Students think about what aspects of their identity are most important to them.  They select one characteristic from their identity chart and write about why it is an important part of defining who they are.  Students may wish to bring in an artefact that helps to uncover their identify.  Students can then use that important aspect of their identity to help guide them in creating their clay pieces later on.

 Language Activity –  Creating Biopoems

Students create an 11-line poem that describes them.  Focusing on their experiences, hopes, and accomplishments rather than on basic characteristics such as gender, height, age, and race.

Art Connection

After our field trip to see the Giants, we propose the creation of a collaborative 3D sculpture.

3. By using various meaningful natural materials, i.e. story stones, students will learn to create and imagine unique stories about themselves, their families and the world around them – Kindergarten

Students learn to respect and acknowledge everyone’s unique and special ideas and perspectives in order to build shared understanding and meaning of identity.  They were given opportunities to respectfully listen and to talk about their feelings, opinions, perspectives and expressions.

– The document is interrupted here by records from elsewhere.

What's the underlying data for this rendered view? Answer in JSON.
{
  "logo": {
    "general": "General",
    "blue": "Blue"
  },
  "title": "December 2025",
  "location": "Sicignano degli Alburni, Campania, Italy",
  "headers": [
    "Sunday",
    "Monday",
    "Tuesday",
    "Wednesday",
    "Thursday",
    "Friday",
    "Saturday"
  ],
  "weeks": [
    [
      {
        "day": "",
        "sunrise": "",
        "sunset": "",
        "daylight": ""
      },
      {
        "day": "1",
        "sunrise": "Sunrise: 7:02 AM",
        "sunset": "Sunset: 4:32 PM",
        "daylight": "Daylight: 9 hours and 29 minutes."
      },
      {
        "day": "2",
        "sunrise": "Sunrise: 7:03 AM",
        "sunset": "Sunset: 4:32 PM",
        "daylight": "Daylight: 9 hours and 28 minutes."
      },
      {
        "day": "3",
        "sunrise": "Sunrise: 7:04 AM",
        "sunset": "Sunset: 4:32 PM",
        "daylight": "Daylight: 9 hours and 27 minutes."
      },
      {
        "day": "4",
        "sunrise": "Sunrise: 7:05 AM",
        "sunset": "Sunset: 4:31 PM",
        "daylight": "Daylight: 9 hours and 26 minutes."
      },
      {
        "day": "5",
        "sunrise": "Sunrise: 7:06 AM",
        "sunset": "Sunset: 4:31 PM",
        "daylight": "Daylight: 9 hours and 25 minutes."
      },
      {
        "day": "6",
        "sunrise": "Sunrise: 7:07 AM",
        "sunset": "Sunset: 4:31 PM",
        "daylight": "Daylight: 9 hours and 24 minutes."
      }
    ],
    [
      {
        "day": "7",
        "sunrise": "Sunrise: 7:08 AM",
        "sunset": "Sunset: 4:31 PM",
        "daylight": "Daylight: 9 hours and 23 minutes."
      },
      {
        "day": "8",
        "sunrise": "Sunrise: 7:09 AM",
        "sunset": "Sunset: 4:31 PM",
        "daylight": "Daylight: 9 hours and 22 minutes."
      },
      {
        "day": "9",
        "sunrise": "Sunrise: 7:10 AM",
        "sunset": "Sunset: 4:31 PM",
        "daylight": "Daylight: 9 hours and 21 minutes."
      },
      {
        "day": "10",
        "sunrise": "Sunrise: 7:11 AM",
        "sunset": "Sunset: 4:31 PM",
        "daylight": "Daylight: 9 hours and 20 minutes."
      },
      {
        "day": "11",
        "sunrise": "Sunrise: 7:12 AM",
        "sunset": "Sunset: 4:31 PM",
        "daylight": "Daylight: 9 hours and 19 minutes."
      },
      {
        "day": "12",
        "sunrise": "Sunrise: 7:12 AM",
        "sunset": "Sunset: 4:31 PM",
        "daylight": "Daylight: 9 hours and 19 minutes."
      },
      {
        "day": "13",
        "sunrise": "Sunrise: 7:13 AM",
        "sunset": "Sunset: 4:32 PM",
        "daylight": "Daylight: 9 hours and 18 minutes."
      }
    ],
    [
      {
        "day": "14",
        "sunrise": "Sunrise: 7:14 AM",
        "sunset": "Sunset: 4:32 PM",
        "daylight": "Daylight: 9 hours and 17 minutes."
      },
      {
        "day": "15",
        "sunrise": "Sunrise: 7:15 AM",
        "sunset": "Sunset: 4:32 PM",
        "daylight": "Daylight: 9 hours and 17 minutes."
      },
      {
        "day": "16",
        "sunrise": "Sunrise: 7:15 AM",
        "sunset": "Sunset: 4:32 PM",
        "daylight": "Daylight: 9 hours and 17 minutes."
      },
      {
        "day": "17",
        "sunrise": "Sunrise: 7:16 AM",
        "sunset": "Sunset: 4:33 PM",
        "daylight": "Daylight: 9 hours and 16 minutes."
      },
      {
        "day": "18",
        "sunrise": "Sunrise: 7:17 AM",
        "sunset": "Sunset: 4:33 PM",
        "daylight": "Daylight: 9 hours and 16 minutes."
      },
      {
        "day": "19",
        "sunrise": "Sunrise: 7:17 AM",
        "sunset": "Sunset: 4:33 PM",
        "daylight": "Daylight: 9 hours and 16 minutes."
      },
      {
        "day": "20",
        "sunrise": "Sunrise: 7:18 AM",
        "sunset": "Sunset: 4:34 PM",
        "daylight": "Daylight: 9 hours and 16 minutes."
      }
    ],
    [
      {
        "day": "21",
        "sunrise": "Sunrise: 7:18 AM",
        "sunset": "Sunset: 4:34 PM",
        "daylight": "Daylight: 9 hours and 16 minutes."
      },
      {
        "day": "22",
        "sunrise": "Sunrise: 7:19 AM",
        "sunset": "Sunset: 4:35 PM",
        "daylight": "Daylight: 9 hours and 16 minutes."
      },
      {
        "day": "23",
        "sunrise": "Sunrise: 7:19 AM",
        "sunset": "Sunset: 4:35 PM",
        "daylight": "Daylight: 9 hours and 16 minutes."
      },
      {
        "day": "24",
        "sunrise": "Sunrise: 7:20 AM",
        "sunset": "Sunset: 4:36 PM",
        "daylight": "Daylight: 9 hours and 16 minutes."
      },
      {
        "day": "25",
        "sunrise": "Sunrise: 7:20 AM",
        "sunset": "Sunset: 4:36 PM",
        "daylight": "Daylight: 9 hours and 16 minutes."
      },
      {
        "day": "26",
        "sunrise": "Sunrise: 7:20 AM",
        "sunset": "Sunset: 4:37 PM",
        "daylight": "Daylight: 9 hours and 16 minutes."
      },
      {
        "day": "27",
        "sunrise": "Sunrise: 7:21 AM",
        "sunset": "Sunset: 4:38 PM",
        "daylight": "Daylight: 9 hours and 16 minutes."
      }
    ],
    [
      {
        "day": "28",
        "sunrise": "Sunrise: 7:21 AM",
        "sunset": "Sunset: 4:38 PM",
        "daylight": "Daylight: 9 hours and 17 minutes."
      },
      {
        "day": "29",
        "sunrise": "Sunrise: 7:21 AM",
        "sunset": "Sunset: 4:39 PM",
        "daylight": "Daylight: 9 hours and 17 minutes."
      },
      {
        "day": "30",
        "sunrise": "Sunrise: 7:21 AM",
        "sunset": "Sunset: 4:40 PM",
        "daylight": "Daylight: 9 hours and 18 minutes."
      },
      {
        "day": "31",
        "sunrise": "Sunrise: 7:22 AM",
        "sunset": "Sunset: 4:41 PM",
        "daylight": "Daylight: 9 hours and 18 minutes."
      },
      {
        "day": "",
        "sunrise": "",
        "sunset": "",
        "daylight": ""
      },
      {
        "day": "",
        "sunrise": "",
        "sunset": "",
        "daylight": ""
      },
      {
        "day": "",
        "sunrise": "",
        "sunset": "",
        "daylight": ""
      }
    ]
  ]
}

Before starting the story stones, the children discuss using the pictures to introduce a new setting, a new character or to build a new situation. They are encouraged to introduce twists and turns in the story, use emotions and tones to make the story comic, scary, happy or thrilling.  For the more advanced children, they may also be introduced  to notions of beginning, middle and end.

Examples of discussion questions:

What does a scary person sound like and look like?

What does a pineapple taste like?

How do you feel when you lose a teddy bear?

What do you see by the castle?

To begin, children take turns to choose a stone from the basket, and start a story based on the picture on the stone that they’ve chosen.  Another stone is drawn from the basket, and the story continues, incorporating this next picture into it.  One child can be telling this story, or he/she can pass the basket around at circle time, so that each child draws a stone, and adds another sentence to the story. The ‘story stones’ are meant to be open-ended with unlimited possibilities.  These stories help to foster children’s creativity, imagination, connections and critical thinking.

As children become more and more encouraged, supported and comfortable with the story stones, they learn to generate their own stories, their own perspectives and their own ideas using these stones.

Inspired by the book: Only One You, by Linda Kranz


Student Creation

After having completed discoveries about their own identities, voices and stories, students create a clay cylindrical tile that represents who they are.  The tiles are assembled to form totemesque structures and are displayed in the school garden.